Interface dataset entries

━━━━

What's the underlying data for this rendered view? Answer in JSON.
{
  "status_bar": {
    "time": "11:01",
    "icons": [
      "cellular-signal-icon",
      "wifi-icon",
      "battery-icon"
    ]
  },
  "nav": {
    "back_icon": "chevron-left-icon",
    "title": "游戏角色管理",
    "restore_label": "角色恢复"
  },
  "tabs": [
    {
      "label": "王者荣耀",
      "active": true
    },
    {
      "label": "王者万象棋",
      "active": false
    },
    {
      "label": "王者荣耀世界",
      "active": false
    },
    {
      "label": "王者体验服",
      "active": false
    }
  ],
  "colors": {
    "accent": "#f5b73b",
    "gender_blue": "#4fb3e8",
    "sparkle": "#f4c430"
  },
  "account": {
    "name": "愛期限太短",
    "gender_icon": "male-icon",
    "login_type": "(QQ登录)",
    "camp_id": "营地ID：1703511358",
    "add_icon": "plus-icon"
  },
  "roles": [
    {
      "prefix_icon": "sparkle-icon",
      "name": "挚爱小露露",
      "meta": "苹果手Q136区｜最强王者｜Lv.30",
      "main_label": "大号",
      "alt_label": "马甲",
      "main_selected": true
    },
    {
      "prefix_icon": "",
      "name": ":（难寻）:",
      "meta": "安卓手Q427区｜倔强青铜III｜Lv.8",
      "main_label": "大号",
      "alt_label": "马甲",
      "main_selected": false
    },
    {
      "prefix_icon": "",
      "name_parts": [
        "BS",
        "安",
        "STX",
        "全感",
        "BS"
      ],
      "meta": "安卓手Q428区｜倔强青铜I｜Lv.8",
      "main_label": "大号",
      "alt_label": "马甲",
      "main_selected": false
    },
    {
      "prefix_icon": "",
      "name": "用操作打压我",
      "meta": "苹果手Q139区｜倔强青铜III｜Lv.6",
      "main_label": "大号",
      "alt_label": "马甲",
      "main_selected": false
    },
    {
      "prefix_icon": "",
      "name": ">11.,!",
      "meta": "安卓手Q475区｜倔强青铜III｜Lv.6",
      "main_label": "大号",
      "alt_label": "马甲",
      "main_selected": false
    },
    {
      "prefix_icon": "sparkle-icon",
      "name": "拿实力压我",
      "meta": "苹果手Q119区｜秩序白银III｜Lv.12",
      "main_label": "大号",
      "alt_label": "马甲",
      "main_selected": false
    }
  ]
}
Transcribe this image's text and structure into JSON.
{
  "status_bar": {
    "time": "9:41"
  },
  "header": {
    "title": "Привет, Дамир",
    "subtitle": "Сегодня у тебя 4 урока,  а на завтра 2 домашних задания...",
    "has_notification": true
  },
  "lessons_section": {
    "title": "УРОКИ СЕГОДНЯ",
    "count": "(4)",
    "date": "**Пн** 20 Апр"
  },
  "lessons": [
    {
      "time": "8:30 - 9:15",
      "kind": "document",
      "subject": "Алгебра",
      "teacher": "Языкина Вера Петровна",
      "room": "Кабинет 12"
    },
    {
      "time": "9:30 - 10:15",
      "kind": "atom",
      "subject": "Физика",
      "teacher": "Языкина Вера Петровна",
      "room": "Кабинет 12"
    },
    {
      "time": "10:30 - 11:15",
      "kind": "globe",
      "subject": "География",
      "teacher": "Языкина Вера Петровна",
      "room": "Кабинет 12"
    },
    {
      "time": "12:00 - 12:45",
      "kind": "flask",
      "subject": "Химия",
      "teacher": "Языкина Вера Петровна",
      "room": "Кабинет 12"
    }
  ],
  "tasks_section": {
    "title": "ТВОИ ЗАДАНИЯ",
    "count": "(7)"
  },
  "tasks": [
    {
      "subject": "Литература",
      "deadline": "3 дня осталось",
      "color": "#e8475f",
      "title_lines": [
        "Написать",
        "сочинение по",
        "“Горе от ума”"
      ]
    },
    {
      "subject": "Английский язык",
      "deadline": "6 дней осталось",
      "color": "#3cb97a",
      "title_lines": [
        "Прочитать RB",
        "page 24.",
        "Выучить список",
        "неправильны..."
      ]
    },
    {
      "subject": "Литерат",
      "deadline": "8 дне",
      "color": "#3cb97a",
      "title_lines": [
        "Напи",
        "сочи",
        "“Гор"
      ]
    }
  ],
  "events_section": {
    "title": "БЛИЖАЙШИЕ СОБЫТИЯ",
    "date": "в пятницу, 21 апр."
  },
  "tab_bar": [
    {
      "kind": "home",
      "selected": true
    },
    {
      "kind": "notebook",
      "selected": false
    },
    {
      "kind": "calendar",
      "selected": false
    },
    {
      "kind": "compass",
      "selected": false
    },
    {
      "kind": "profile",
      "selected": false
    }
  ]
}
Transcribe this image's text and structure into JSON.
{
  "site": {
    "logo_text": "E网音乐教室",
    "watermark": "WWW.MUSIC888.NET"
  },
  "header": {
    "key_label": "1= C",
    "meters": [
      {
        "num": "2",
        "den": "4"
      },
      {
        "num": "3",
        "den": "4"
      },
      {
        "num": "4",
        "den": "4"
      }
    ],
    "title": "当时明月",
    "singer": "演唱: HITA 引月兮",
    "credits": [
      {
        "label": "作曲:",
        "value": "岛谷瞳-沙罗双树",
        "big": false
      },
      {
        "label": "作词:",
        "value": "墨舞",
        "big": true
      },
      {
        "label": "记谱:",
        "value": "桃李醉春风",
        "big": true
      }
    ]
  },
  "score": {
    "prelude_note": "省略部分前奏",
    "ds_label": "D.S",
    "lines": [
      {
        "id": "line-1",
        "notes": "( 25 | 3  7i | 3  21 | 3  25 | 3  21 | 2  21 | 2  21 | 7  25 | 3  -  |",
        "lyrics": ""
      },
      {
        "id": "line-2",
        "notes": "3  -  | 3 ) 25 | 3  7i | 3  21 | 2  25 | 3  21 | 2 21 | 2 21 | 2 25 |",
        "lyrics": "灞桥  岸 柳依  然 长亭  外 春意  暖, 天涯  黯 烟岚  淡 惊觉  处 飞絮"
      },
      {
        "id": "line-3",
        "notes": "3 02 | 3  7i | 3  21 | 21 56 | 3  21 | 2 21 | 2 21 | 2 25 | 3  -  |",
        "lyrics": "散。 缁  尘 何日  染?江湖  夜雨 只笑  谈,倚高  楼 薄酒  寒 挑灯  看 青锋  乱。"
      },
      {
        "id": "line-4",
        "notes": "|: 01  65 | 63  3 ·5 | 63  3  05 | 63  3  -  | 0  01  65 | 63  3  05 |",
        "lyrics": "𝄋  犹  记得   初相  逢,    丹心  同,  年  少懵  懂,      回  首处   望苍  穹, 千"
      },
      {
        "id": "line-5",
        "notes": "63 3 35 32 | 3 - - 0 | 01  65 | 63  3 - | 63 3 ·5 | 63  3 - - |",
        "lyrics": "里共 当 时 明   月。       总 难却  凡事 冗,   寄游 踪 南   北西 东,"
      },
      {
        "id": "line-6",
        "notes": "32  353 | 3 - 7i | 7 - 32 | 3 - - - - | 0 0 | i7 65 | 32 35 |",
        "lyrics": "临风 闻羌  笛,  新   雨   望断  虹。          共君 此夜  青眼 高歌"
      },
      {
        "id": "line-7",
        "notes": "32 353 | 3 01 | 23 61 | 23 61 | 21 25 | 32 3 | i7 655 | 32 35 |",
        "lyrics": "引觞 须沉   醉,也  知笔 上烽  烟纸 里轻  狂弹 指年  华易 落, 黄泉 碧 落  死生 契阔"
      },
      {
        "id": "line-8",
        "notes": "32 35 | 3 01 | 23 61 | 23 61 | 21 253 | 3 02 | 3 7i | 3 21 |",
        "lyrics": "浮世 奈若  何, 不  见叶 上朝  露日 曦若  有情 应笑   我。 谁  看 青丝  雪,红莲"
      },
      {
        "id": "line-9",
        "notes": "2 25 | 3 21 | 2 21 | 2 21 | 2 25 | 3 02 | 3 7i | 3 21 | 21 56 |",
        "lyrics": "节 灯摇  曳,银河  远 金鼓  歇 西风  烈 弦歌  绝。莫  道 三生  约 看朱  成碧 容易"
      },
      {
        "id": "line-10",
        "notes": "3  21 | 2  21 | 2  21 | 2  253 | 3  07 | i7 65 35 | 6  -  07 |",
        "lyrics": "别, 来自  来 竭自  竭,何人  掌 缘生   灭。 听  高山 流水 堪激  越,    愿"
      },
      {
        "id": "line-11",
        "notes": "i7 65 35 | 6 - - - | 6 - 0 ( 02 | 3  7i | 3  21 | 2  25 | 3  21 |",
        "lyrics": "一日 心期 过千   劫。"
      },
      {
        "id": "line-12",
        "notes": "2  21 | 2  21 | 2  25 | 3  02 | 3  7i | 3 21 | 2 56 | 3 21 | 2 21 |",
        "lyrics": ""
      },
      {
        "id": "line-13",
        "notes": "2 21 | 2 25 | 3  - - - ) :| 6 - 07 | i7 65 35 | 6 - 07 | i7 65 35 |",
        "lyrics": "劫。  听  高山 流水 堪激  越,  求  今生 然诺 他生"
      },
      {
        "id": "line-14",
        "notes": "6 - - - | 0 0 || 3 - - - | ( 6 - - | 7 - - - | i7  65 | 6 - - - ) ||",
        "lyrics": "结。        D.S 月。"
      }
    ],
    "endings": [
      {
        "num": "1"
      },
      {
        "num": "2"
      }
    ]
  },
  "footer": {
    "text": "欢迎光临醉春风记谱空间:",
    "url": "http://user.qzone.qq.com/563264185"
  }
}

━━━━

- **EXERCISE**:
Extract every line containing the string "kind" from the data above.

- **YOUR RESPONSE**:
      "kind": "document",
      "kind": "atom",
      "kind": "globe",
      "kind": "flask",
      "kind": "home",
      "kind": "notebook",
      "kind": "calendar",
      "kind": "compass",
      "kind": "profile",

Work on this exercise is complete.